Today there are 40 charities using “chuggers” – charity muggers – to get members of the public to donate to their cause. Are they a menace or a necessity?
Below, Community Care content editor Lauren Revans argues they are responsible for increasing cycnicism towards charities while production editor Adam McCulloch says they make a significant contribution to funds.
Lauren Revans: “Chuggers fuel public cynicism.”
Chuggers is the unflattering name for face-to-face fundraisers, derived from the words charity and muggers. This in itself is indicative of the low regard in which they are held by many. And I believe there is a real danger of them dragging the charities they work for down to their level in the public’s mind.
The tactics employed by these individuals invariably seem to involve harassment, coercion, and, in my experience, some degree of deception. They are usually being paid to stand in the street or ring your doorbell, yet rarely seem to know much about the cause they claim to be fighting for.
These people may currently be responsible for bringing in significant proportions of charities’ incomes. But, in my eyes, their very presence is also helping to fuel the public’s growing cynicism towards the charitable sector.
The question is: are the extra pennies today really worth the potential loss of the public’s trust and support tomorrow? I doubt it.
Adam McCulloch: “They are fearless and indefatigable.”
So chuggers earn money? Big deal. Charities surely are entitled to pay for a service. Presumably their buildings and employees cost money. Are we objecting to charities using their money to pay for these things?

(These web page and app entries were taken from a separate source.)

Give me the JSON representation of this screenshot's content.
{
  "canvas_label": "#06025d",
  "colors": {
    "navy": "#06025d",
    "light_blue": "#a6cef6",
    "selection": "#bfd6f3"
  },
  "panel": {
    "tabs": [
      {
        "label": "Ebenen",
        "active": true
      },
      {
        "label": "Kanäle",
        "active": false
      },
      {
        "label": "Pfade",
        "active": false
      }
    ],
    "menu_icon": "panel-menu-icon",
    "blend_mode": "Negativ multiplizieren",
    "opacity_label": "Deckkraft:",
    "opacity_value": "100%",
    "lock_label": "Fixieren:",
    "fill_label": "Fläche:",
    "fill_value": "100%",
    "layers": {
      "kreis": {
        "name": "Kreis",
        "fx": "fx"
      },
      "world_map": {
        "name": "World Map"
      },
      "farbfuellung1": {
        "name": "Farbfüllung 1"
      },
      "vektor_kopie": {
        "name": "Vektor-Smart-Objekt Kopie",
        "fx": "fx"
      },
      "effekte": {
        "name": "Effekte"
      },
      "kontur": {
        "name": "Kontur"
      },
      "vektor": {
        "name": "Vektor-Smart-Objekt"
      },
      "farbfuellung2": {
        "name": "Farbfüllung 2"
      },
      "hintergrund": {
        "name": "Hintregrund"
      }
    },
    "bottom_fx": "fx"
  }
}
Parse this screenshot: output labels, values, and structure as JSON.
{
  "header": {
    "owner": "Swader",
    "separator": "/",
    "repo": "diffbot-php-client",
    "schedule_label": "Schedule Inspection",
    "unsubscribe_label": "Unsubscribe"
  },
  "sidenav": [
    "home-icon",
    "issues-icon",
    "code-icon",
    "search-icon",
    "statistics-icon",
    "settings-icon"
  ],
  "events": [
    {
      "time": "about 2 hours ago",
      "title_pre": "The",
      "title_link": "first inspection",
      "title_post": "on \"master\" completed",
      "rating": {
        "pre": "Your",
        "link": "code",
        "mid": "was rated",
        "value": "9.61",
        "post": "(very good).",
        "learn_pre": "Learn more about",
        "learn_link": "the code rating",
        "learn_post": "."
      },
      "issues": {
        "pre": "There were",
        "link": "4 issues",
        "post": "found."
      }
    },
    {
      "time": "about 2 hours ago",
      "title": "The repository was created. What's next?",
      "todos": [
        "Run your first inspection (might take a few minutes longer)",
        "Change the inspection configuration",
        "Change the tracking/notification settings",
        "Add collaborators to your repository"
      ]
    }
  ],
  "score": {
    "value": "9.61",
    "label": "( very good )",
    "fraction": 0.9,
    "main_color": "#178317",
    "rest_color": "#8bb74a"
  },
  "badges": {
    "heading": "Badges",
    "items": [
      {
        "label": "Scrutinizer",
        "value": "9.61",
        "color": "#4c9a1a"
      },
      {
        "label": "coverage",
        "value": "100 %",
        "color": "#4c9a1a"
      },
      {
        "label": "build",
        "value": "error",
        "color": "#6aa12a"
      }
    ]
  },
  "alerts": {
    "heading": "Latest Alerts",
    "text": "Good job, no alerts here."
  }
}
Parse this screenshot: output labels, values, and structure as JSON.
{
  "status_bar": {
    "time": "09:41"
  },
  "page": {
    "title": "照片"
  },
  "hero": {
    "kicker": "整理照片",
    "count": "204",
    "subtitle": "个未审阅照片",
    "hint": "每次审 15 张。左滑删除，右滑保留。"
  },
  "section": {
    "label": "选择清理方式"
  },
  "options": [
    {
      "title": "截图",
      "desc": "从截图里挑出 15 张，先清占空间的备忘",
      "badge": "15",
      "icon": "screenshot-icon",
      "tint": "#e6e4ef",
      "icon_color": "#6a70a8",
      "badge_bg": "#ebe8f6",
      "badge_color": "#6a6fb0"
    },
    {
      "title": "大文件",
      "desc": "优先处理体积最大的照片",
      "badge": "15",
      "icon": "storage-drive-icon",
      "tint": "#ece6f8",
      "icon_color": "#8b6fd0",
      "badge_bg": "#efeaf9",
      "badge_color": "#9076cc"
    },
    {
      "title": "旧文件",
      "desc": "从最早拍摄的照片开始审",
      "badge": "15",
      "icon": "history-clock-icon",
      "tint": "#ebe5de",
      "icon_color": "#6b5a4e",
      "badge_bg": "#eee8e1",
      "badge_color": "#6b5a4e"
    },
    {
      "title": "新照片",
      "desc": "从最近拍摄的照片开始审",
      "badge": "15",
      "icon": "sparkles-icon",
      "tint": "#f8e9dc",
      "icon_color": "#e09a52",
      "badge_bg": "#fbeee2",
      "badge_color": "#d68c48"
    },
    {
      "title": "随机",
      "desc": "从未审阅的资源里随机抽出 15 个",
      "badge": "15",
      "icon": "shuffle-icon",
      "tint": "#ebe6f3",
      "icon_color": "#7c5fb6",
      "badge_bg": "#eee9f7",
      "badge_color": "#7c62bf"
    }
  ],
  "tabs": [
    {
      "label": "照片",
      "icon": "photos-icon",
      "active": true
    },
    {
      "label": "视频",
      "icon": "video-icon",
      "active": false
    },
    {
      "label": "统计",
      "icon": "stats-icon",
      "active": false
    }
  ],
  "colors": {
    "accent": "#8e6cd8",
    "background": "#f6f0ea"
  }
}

The figures show that chuggers make a significant contribution to charities’ funds and gain direct debits from people who routinely ignore expensive adverts and marketing material. In short, they make money that the charity would otherwise never see. Surely that’s worth paying for?
As for giving charities a bad name, you may as well say people selling poppies on November 11 give war veterans a bad name. Granted, they are somewhat less pushy. But then the cause of war veterans has more leverage in our society than the needs of looked after children or the homeless.
The problem is that so many people have become so self-obsessed that they are frightened of being spoken to by strangers whatever the context. Even having to say ‘no thanks’ is seen by them as an affront to their privacy.
The chuggers themselves appear fearless and indefatigable. They are generally polite and articulate. Of course there are sometimes breaches of the code of conduct and some people absolutely hate being approached in the street. But, hey, nothing’s perfect. Leave the chuggers be, I say.
Fundraising: Why charities love Chuggers